Whole Foods Lifestyle - Growing fruits and veggies in a greenhouse?
08-29-2012, 03:30 PM
I have been thinking about working with my dad to build a greenhouse. Even when I move out I'm willing to bet they'll let me come by and use it for plants.
I'm particularly interested in strawberries and pumpkins. Mostly pumpkins. I love pumpkin! I buy it in cans but if I could grow a few medium sized pumpkins to make my own puree that would be awesome.
Does anyone here grow their own fruits or veggies?

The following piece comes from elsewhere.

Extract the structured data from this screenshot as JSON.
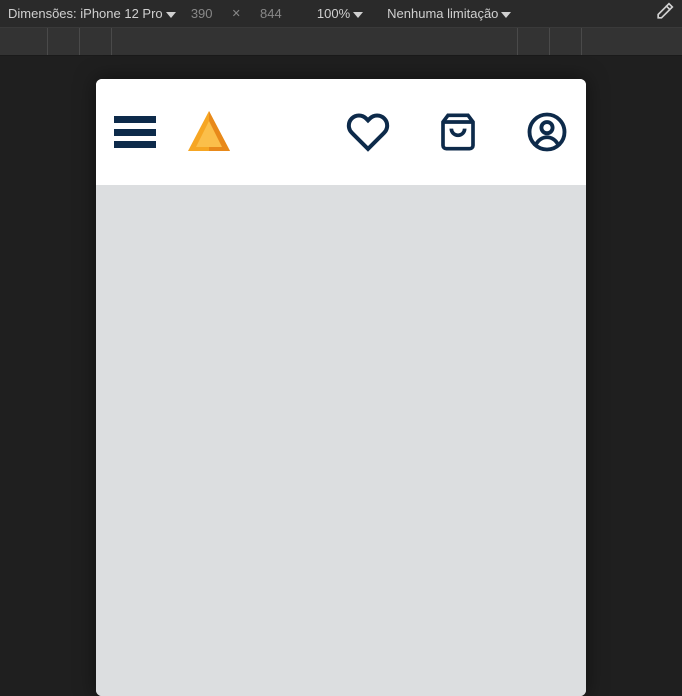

I might start small this winter and grow some kind of sprout indoors for sandwiches.
08-29-2012, 04:19 PM
I am a serial plant killer... but I keep trying. (mwahaha ... I plan to kill again ... mwahaha)
I have actually considered doing the same thing with an old collection of mops/brooms in our garage combined with duct tape and plastic wrap. Maybe I will call it Frankenstein's greenhouse and grow weird plants.
08-30-2012, 12:16 AM
Pumpkins take up a lot of space -do not seem greenhouse suited. Perhaps to start them and then plant out during your short but long light growing season - I recall Alaska as producing monster size vegetables. Sprouts are a great idea and can be done in a simple jar with a mesh screen. Just google jars for sprouting and you can rig up your own. Herbs indoors make great additions to dishes.
08-30-2012, 12:34 AM
We've grown a lot of different herbs and really nice tomatoes... I've always wanted a greenhouse here at our country place... Maybe someday... When I lived in Italy we were able to just go out in the back yard and pick lemons when we needed them and that was pretty amazing... I have friends who have really spectacular gardens not just for fruits and vegetables, but for absolutely gorgeous flowers as well... I'm always a little bit secretly jealous when I'm over visiting... and thinking to myself that I would love to really get into gardening someday when I have more time... It is a lot of work, but with the little bit that I've done... I've found it really rewarding...
08-30-2012, 10:51 AM
I'm from New England, and I plan on growing under little cold frames this season. Some Asian greens, beets, perhaps lettuce, spinach. I considered a greenhouse, but the expense is high to build and to maintain (electricity) so I dont' think it's worth it for us at this time.
Good luck with whatever you try!
08-30-2012, 03:35 PM
I grow veggies but have never grown in a greenhouse. I do agree that pumpkins take up loads of space and probably wouldn't be suited to a greenhouse, but if your folks have a big yard you could start a little pumpkin patch.
I am growing cucumbers, eggplant, tomatoes, peppers, musk melon, and sugar baby watermelons in my yard, and herbs. Sprouts and herbs might be the best way to start out slowly, especially in winter, but you could plant some cold weather plants outdoors right now - lettuce, spinach, broccoli. I know there are others, but I've never really grown the cold weather plants myself since I am ready for mums and pansies in the fall, and nothing else!
It is pretty rewarding, even when there are misses. Like my watermelons: sugar babies take up loads of space, are tiny, have ridiculous numbers of seeds. And I have a very difficult time figuring out when they are ripe, so I usually get about 1 watermelon of 'my own' per season that is actually ripe red in the middle and tasty. (They do not keep ripening off the vine.) Still, it's fun and it still seems like a miracle to me when I plant things and they grow. Like the first zucchini I ever grew: I had no idea they grew so QUICKLY. One day they were small, a few days later, I looked under the leaves and they were weird and monstrous, smooth green skin under these huge leaves, like some prehistoric reptile hiding out, wallowing in the hot sun in my back garden. I have a bit of an imagination, but there we go.
I would say the best use of a greenhouse would not be so much to raise hothouse plants with fuel in the winter (unless your folks have a gas well on their property and therefore get 'free' natural gas from it), but to start and nuture seedings or extend the winter season for cold weather crops, the same way cold frames do.
Whatever you choose, good luck! Fresh herbs in the dead of winter are divine, though the only thing I can bring inside is rosemary, as my cats will eat everything else.
08-31-2012, 10:35 AM
It is pretty rewarding, even when there are misses. Like my watermelons: sugar babies take up loads of space, are tiny, have ridiculous numbers of seeds. And I have a very difficult time figuring out when they are ripe, so I usually get about 1 watermelon of 'my own' per season that is actually ripe red in the middle and tasty. (They do not keep ripening off the vine.) Still, it's fun and it still seems like a miracle to me when I plant things and they grow.
Haha, we tried to grow sugar babies too this year, first time! They were the only thing in the garden that my hubby was interested in this year! They were exactly as you described. Lots of seeds, and I didn't really know when they were ripe enough! We just picked off the last couple from the yard last night but haven't dug into them yet. We had one that was picked too early and one that was decent but not perfect.
I dont' know if we will grow them again.
but you are right when you describe gardening as a miracle. IT IS! I find it so relaxing to weed, prune, and harvest. I love it! :)